This may just be politics as usual in Israel, but it is interesting to see just how the leading opposition party there is using today’s mass protest against “gender segregation” (as one report put it) by the ultra-Orthodox extremists of Beit Shemesh for political capital. An article about the protest filed late this morning on the BBC News Web site quoted opposition leader Tzipi Livni describing the ultra-Orthodox of Beit Shemesh as “the extremist elements that are rearing their heads and are trying to impose their world view on us.” Presumably, Livni made her remarks in Hebrew; but my guess is that she deliberately chose the same noun form that has been applied to violent acts by extreme fundamentalists of other faiths (that need not be enumerated).
I am also struck by the use of words sharing the stem for segregation. I believe I heard a television report (which I have to confess I have been unable to trace), which claimed that there are Orthodox communities that force women to ride in the back of the bus. I would guess I heard this on the BBC, because I would find it hard to imagine an American report of such activities that would refrain from a reference to Rosa Parks. In other words Israel may be facing a civil rights movement that it had not dreamed would arise in a country of Jews.

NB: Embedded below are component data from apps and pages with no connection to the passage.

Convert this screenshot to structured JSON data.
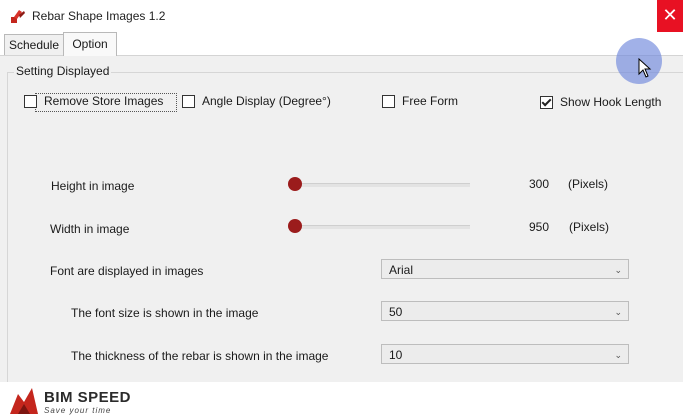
{
  "window": {
    "title": "Rebar Shape Images 1.2",
    "close_glyph": "✕"
  },
  "tabs": [
    {
      "label": "Schedule"
    },
    {
      "label": "Option"
    }
  ],
  "settings": {
    "group_label": "Setting Displayed",
    "checkboxes": [
      {
        "label": "Remove Store Images",
        "checked": false
      },
      {
        "label": "Angle Display (Degree°)",
        "checked": false
      },
      {
        "label": "Free Form",
        "checked": false
      },
      {
        "label": "Show Hook Length",
        "checked": true
      }
    ],
    "height": {
      "label": "Height in image",
      "value": "300",
      "unit": "(Pixels)",
      "slider_fraction": 0.0
    },
    "width": {
      "label": "Width in image",
      "value": "950",
      "unit": "(Pixels)",
      "slider_fraction": 0.0
    },
    "font": {
      "label": "Font are displayed in images",
      "selected": "Arial"
    },
    "font_size": {
      "label": "The font size is shown in the image",
      "selected": "50"
    },
    "thickness": {
      "label": "The thickness of the rebar is shown in the image",
      "selected": "10"
    }
  },
  "footer": {
    "brand": "BIM SPEED",
    "tagline": "Save your time"
  },
  "colors": {
    "close": "#e81123",
    "slider_thumb": "#9b1c1c",
    "logo_red": "#c4261d"
  },
  "icons": {
    "app": "rebar-app-icon",
    "cursor": "mouse-pointer-icon"
  }
}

I would also like to consider a remark that showed up in the same Al Jazeera English report that included the phrase “gender segregation.” The source is Professor Emeritus Menachem Friedman of Bar Ilan University. This is what he has to say about the current tension between ultra-Orthodox communities and the predominantly secular majority of Israeli citizens:
It is clear that Israeli society is faced with a challenge that I am not sure it can handle. A challenge that is no less and no more than an existential challenge,
I agree that “existential” is the right adjective, but I wonder if Friedman had bothered to explain why this is the case. As I see it, Israel may be forced to decide whether it is a “Jewish state” or a “state that guarantees freedom from persecution to all Jews.” That is the critical existential distinction; and it may be that how it is resolved will determine whether the current dispute between Israelis and Palestinians is best resolved with a one-state or two-state solution. Clearly, the Palestinians would have every reason to reject a one-state solution if that one-state were a “Jewish state.” Just as clearly, no Jew living in Israel would want to sacrifice the motive for settling there in the first place. However, a single state that would guarantee freedom of religion to all Jews might satisfy enough of the currently secularized population to make for a viable resolution of the problem. If the walls of Old Jerusalem can accommodate practitioners of any number of different faiths (more or less), why can’t that accommodation be escalated to the scale of a single country governed by a representative democracy?